Estonia’s recovery and resilience plan supports the digital transition with investments and reforms in particular as regards digitalising companies (€83 million), including small, medium and micro businesses; digitalising the public administration (€97 million), with measures aiming at upgrading digital government services drawing on the latest technologies, in order to improve their resilience, security, and efficiency, and reduce the administrative burden for both citizens and businesses; increasing connectivity (€24 million), with support to the deployment of very-high capacity networks in rural areas, which should contribute to the reduction of the digital divide.
Example project: Establishing a strategic analysis of money laundering and terrorist financing
This project, part of the measures on digitalising the public administration, aims at establishing a strategic analysis centre within the Financial Intelligence Unit to allow for a more operational identification of, response to and prevention of money laundering risks, thereby contributing to the reinforcement of the anti-money laundering framework.
Economic and social resilience
Key macro-economic challenges for the Estonian economy include enhancing productivity growth; addressing skills shortages; increasing the resilience and accessibility of the health care system, improving the adequacy of the social safety net and of the provision of social services, including of long-term care.
Key measures in reinforcing economic and social resilience
The plan reinforces economic and social resilience in particular as regards improving access to health care (€326 million) with measures aiming at the construction of the Northern Estonia Medical Campus, modernising e-health governance, strengthening of primary care, addressing health workforce shortages, and purchasing multipurpose helicopters for emergencies and constructing landing sites at medical centres; strengthening social resilience (€10 million) with measures aiming at incentivising youth employment through a combination of wage and training support, extending the duration of unemployment benefits in periods of high unemployment, introducing measures to reduce the gender pay gap, and improving the provision of long-term care, in particular for children with higher care needs; reinforcing the competitiveness of Estonian companies (€33 million), with measures aiming at developing regional and country-specific export strategies, and promoting Estonian companies at global events; developing innovative business centres in key foreign markets.
Example project: My first job
Through an upgraded ‘My First Job’ scheme, which is at the centre of the Estonian enhanced Youth Guarantee Action Plan, the RRF should contribute to getting young people into employment.

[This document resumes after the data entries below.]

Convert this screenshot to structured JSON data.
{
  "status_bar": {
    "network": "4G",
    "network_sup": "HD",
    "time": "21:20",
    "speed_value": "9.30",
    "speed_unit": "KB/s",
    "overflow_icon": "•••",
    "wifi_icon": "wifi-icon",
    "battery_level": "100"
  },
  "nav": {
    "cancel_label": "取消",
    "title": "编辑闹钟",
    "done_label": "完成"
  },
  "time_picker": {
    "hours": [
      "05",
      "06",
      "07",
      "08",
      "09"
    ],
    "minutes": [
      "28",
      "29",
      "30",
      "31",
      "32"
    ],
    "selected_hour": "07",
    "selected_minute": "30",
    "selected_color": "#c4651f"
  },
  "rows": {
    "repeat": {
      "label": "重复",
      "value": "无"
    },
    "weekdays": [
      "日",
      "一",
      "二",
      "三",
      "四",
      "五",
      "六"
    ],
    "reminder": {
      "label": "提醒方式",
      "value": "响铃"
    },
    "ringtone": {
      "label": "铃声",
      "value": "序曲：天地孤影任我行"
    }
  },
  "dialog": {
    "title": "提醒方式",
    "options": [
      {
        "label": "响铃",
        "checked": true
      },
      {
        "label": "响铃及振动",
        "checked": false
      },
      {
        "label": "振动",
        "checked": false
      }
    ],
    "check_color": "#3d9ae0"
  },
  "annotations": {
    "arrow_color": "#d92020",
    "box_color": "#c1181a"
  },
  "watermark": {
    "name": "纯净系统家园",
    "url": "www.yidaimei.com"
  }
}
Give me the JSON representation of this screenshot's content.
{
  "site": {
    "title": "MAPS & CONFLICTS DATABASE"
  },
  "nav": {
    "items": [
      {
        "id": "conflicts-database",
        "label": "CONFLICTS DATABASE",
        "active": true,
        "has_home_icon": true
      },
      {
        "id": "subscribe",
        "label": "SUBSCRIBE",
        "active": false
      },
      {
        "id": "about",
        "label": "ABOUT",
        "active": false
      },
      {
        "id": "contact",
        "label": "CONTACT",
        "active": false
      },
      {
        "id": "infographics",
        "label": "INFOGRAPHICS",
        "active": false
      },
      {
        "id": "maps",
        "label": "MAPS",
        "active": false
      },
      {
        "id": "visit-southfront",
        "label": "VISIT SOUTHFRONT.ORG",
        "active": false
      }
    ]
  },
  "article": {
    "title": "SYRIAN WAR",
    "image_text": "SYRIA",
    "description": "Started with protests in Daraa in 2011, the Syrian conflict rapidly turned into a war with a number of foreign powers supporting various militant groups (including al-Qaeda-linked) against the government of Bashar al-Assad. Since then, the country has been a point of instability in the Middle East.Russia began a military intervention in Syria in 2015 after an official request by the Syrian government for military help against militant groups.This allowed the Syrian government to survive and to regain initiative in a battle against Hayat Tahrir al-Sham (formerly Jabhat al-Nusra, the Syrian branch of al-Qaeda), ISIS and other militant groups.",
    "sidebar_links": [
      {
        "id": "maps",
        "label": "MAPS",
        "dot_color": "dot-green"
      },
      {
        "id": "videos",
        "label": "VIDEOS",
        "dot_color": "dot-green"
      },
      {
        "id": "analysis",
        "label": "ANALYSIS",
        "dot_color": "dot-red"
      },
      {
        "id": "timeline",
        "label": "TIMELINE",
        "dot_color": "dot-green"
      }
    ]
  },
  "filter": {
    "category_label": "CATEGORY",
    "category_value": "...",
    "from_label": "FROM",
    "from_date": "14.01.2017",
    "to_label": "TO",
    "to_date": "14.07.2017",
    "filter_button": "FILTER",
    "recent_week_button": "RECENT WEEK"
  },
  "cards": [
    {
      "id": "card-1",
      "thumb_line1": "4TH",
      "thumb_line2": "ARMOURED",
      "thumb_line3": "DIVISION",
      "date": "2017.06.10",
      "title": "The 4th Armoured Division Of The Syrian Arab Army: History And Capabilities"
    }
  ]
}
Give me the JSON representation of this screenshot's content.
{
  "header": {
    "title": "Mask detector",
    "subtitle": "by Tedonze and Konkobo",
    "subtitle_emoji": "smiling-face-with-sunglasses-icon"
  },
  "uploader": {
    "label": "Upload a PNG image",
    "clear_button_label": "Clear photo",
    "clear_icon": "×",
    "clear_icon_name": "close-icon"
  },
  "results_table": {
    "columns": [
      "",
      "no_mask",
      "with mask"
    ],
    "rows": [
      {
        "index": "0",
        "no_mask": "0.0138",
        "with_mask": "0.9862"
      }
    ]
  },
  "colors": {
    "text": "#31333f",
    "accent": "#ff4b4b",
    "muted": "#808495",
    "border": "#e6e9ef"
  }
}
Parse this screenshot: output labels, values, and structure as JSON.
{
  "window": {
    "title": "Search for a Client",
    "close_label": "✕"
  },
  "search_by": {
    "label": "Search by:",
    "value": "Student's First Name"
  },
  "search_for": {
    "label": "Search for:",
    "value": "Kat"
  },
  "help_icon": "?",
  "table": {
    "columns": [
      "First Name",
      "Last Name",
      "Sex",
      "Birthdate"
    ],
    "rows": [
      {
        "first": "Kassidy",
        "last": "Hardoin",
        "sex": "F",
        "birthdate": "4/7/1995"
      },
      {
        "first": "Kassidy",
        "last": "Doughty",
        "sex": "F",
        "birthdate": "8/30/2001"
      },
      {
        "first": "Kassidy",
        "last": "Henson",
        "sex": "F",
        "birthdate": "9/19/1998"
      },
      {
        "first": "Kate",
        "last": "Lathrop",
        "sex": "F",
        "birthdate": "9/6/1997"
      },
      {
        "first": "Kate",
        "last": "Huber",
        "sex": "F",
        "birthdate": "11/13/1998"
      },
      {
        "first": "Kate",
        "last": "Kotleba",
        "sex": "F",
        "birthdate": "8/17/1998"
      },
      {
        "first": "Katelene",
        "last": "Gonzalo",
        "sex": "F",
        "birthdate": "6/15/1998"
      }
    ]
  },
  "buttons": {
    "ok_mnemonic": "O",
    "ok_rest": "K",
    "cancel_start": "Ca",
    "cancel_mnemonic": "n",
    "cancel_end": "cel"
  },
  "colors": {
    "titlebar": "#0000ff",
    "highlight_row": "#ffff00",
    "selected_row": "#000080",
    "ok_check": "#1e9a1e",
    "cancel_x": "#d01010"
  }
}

The wage subsidy and training allowance are expected to encourage employers into hiring young professionals with little experience, and in turn helping these young professionals to gain skills, thereby further reducing youth unemployment.
The plan is consistent with relevant country-specific challenges and priorities identified in the European Semester, the annual cycle of coordination and surveillance of the EU’s economic policies. For a detailed explanation of the European Semester see the following link: The European Semester explained | European Commission (europa.eu)
Estonia’s recovery and resilience plan
National recovery and resilience plan
National recovery and resilience website
Assessment of the recovery and resilience plan
Press release: "European Commission endorses Estonia's plan"
Council Implementing Decision on the approval of the assessment of the recovery and resilience plan of Estonia and Annex
Commission Staff Working Document: Analysis of the recovery and resilience plan of Estonia
Factsheet: Estonia’s recovery and resilience plan
Questions and answers: European Commission endorses Estonia's plan
Press release: Commission endorses Estonia's €953 million modified recovery and resilience plan, including a REPowerEU chapter
Press release: the European Commission disburses €126 million in pre-financing to Estonia
Operational Arrangement between the Commission and Estonia
European Semester documents
European Semester documents for Estonia
Summary of the assessment of the Estonian recovery and resilience plan
Presentation to the Council of Estonia’s recovery and resilience plan